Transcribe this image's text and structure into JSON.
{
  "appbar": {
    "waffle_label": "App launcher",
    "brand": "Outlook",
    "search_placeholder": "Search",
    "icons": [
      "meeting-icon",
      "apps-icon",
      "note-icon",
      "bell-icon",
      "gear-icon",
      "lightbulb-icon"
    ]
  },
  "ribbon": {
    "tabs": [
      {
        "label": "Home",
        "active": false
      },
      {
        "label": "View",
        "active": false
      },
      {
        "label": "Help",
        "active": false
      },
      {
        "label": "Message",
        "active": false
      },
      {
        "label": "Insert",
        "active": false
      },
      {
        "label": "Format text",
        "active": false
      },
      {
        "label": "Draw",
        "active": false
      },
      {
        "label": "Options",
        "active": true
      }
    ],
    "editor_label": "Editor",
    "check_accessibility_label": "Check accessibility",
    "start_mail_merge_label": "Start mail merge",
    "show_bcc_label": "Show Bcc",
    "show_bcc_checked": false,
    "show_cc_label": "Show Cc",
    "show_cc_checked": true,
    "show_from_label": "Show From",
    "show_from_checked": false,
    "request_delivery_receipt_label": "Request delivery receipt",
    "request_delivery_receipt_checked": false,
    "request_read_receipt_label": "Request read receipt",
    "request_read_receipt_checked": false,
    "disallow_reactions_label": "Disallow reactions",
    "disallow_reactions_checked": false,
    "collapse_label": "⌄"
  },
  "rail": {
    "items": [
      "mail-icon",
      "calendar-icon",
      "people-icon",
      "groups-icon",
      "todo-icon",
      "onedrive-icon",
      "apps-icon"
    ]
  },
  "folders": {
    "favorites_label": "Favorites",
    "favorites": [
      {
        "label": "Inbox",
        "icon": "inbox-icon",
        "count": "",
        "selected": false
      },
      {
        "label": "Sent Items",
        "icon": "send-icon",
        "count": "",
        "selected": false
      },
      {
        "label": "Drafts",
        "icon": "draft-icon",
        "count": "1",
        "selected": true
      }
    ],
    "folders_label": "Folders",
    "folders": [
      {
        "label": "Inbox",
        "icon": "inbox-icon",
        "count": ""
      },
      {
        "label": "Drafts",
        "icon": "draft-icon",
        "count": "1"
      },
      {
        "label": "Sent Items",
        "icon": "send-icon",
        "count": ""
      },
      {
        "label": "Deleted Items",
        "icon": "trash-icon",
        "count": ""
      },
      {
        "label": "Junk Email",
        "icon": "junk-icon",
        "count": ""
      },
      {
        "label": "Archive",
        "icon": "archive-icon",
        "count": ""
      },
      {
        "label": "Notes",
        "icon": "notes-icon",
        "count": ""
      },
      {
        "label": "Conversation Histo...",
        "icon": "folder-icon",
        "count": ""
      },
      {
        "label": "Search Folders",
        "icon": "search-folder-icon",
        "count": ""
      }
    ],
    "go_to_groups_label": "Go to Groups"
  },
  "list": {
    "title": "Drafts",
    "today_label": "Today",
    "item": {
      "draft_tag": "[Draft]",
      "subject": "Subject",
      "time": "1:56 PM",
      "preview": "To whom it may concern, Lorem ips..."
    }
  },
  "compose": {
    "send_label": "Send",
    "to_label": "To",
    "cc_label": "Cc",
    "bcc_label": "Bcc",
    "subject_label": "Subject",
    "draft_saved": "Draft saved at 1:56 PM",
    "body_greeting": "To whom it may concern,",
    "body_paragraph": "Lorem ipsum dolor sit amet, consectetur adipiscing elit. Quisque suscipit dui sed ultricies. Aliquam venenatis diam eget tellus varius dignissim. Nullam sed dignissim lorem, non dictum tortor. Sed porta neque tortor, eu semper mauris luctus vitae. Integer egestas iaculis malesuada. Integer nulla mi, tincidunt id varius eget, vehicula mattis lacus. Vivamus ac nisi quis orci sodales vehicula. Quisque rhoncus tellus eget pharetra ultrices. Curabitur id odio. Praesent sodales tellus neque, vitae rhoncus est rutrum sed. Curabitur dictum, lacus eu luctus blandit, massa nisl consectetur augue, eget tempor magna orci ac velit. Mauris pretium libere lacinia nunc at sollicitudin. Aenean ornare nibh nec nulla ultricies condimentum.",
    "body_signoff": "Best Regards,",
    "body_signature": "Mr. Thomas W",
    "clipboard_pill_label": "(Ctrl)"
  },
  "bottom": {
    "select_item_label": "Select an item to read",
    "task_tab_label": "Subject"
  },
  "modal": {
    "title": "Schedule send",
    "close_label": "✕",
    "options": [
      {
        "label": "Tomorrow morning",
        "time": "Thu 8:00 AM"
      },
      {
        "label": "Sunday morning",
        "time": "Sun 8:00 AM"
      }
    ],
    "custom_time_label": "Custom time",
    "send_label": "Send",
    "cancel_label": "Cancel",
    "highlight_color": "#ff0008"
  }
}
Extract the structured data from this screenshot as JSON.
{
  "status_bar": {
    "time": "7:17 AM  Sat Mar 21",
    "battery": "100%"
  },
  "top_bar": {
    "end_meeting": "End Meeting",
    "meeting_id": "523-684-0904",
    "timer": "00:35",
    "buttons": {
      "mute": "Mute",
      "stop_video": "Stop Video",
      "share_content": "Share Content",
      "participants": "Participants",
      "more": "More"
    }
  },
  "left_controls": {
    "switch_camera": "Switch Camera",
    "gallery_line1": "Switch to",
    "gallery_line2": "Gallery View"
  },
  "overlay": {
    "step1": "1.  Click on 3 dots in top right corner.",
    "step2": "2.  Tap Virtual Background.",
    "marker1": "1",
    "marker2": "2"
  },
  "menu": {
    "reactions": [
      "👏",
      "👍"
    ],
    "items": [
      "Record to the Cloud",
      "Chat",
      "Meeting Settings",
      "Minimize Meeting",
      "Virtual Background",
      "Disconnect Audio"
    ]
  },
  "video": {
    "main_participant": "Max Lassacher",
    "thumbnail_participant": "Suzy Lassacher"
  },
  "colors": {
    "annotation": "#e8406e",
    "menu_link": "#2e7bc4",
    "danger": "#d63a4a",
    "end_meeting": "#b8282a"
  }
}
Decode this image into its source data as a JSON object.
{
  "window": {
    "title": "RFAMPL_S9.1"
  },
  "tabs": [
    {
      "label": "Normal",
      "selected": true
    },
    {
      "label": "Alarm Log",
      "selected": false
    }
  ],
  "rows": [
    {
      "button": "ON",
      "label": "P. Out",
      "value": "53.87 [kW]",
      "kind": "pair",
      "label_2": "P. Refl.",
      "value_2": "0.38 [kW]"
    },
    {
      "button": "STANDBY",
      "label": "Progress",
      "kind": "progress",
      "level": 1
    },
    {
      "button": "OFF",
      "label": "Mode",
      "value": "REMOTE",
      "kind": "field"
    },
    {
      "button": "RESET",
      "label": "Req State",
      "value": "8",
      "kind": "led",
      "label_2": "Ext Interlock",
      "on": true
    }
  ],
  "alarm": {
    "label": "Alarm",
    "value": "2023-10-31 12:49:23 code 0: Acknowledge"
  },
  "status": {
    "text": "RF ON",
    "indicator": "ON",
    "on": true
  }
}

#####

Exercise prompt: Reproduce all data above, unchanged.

Answer section:
Transcribe this image's text and structure into JSON.
{
  "appbar": {
    "waffle_label": "App launcher",
    "brand": "Outlook",
    "search_placeholder": "Search",
    "icons": [
      "meeting-icon",
      "apps-icon",
      "note-icon",
      "bell-icon",
      "gear-icon",
      "lightbulb-icon"
    ]
  },
  "ribbon": {
    "tabs": [
      {
        "label": "Home",
        "active": false
      },
      {
        "label": "View",
        "active": false
      },
      {
        "label": "Help",
        "active": false
      },
      {
        "label": "Message",
        "active": false
      },
      {
        "label": "Insert",
        "active": false
      },
      {
        "label": "Format text",
        "active": false
      },
      {
        "label": "Draw",
        "active": false
      },
      {
        "label": "Options",
        "active": true
      }
    ],
    "editor_label": "Editor",
    "check_accessibility_label": "Check accessibility",
    "start_mail_merge_label": "Start mail merge",
    "show_bcc_label": "Show Bcc",
    "show_bcc_checked": false,
    "show_cc_label": "Show Cc",
    "show_cc_checked": true,
    "show_from_label": "Show From",
    "show_from_checked": false,
    "request_delivery_receipt_label": "Request delivery receipt",
    "request_delivery_receipt_checked": false,
    "request_read_receipt_label": "Request read receipt",
    "request_read_receipt_checked": false,
    "disallow_reactions_label": "Disallow reactions",
    "disallow_reactions_checked": false,
    "collapse_label": "⌄"
  },
  "rail": {
    "items": [
      "mail-icon",
      "calendar-icon",
      "people-icon",
      "groups-icon",
      "todo-icon",
      "onedrive-icon",
      "apps-icon"
    ]
  },
  "folders": {
    "favorites_label": "Favorites",
    "favorites": [
      {
        "label": "Inbox",
        "icon": "inbox-icon",
        "count": "",
        "selected": false
      },
      {
        "label": "Sent Items",
        "icon": "send-icon",
        "count": "",
        "selected": false
      },
      {
        "label": "Drafts",
        "icon": "draft-icon",
        "count": "1",
        "selected": true
      }
    ],
    "folders_label": "Folders",
    "folders": [
      {
        "label": "Inbox",
        "icon": "inbox-icon",
        "count": ""
      },
      {
        "label": "Drafts",
        "icon": "draft-icon",
        "count": "1"
      },
      {
        "label": "Sent Items",
        "icon": "send-icon",
        "count": ""
      },
      {
        "label": "Deleted Items",
        "icon": "trash-icon",
        "count": ""
      },
      {
        "label": "Junk Email",
        "icon": "junk-icon",
        "count": ""
      },
      {
        "label": "Archive",
        "icon": "archive-icon",
        "count": ""
      },
      {
        "label": "Notes",
        "icon": "notes-icon",
        "count": ""
      },
      {
        "label": "Conversation Histo...",
        "icon": "folder-icon",
        "count": ""
      },
      {
        "label": "Search Folders",
        "icon": "search-folder-icon",
        "count": ""
      }
    ],
    "go_to_groups_label": "Go to Groups"
  },
  "list": {
    "title": "Drafts",
    "today_label": "Today",
    "item": {
      "draft_tag": "[Draft]",
      "subject": "Subject",
      "time": "1:56 PM",
      "preview": "To whom it may concern, Lorem ips..."
    }
  },
  "compose": {
    "send_label": "Send",
    "to_label": "To",
    "cc_label": "Cc",
    "bcc_label": "Bcc",
    "subject_label": "Subject",
    "draft_saved": "Draft saved at 1:56 PM",
    "body_greeting": "To whom it may concern,",
    "body_paragraph": "Lorem ipsum dolor sit amet, consectetur adipiscing elit. Quisque suscipit dui sed ultricies. Aliquam venenatis diam eget tellus varius dignissim. Nullam sed dignissim lorem, non dictum tortor. Sed porta neque tortor, eu semper mauris luctus vitae. Integer egestas iaculis malesuada. Integer nulla mi, tincidunt id varius eget, vehicula mattis lacus. Vivamus ac nisi quis orci sodales vehicula. Quisque rhoncus tellus eget pharetra ultrices. Curabitur id odio. Praesent sodales tellus neque, vitae rhoncus est rutrum sed. Curabitur dictum, lacus eu luctus blandit, massa nisl consectetur augue, eget tempor magna orci ac velit. Mauris pretium libere lacinia nunc at sollicitudin. Aenean ornare nibh nec nulla ultricies condimentum.",
    "body_signoff": "Best Regards,",
    "body_signature": "Mr. Thomas W",
    "clipboard_pill_label": "(Ctrl)"
  },
  "bottom": {
    "select_item_label": "Select an item to read",
    "task_tab_label": "Subject"
  },
  "modal": {
    "title": "Schedule send",
    "close_label": "✕",
    "options": [
      {
        "label": "Tomorrow morning",
        "time": "Thu 8:00 AM"
      },
      {
        "label": "Sunday morning",
        "time": "Sun 8:00 AM"
      }
    ],
    "custom_time_label": "Custom time",
    "send_label": "Send",
    "cancel_label": "Cancel",
    "highlight_color": "#ff0008"
  }
}
Extract the structured data from this screenshot as JSON.
{
  "status_bar": {
    "time": "7:17 AM  Sat Mar 21",
    "battery": "100%"
  },
  "top_bar": {
    "end_meeting": "End Meeting",
    "meeting_id": "523-684-0904",
    "timer": "00:35",
    "buttons": {
      "mute": "Mute",
      "stop_video": "Stop Video",
      "share_content": "Share Content",
      "participants": "Participants",
      "more": "More"
    }
  },
  "left_controls": {
    "switch_camera": "Switch Camera",
    "gallery_line1": "Switch to",
    "gallery_line2": "Gallery View"
  },
  "overlay": {
    "step1": "1.  Click on 3 dots in top right corner.",
    "step2": "2.  Tap Virtual Background.",
    "marker1": "1",
    "marker2": "2"
  },
  "menu": {
    "reactions": [
      "👏",
      "👍"
    ],
    "items": [
      "Record to the Cloud",
      "Chat",
      "Meeting Settings",
      "Minimize Meeting",
      "Virtual Background",
      "Disconnect Audio"
    ]
  },
  "video": {
    "main_participant": "Max Lassacher",
    "thumbnail_participant": "Suzy Lassacher"
  },
  "colors": {
    "annotation": "#e8406e",
    "menu_link": "#2e7bc4",
    "danger": "#d63a4a",
    "end_meeting": "#b8282a"
  }
}
Decode this image into its source data as a JSON object.
{
  "window": {
    "title": "RFAMPL_S9.1"
  },
  "tabs": [
    {
      "label": "Normal",
      "selected": true
    },
    {
      "label": "Alarm Log",
      "selected": false
    }
  ],
  "rows": [
    {
      "button": "ON",
      "label": "P. Out",
      "value": "53.87 [kW]",
      "kind": "pair",
      "label_2": "P. Refl.",
      "value_2": "0.38 [kW]"
    },
    {
      "button": "STANDBY",
      "label": "Progress",
      "kind": "progress",
      "level": 1
    },
    {
      "button": "OFF",
      "label": "Mode",
      "value": "REMOTE",
      "kind": "field"
    },
    {
      "button": "RESET",
      "label": "Req State",
      "value": "8",
      "kind": "led",
      "label_2": "Ext Interlock",
      "on": true
    }
  ],
  "alarm": {
    "label": "Alarm",
    "value": "2023-10-31 12:49:23 code 0: Acknowledge"
  },
  "status": {
    "text": "RF ON",
    "indicator": "ON",
    "on": true
  }
}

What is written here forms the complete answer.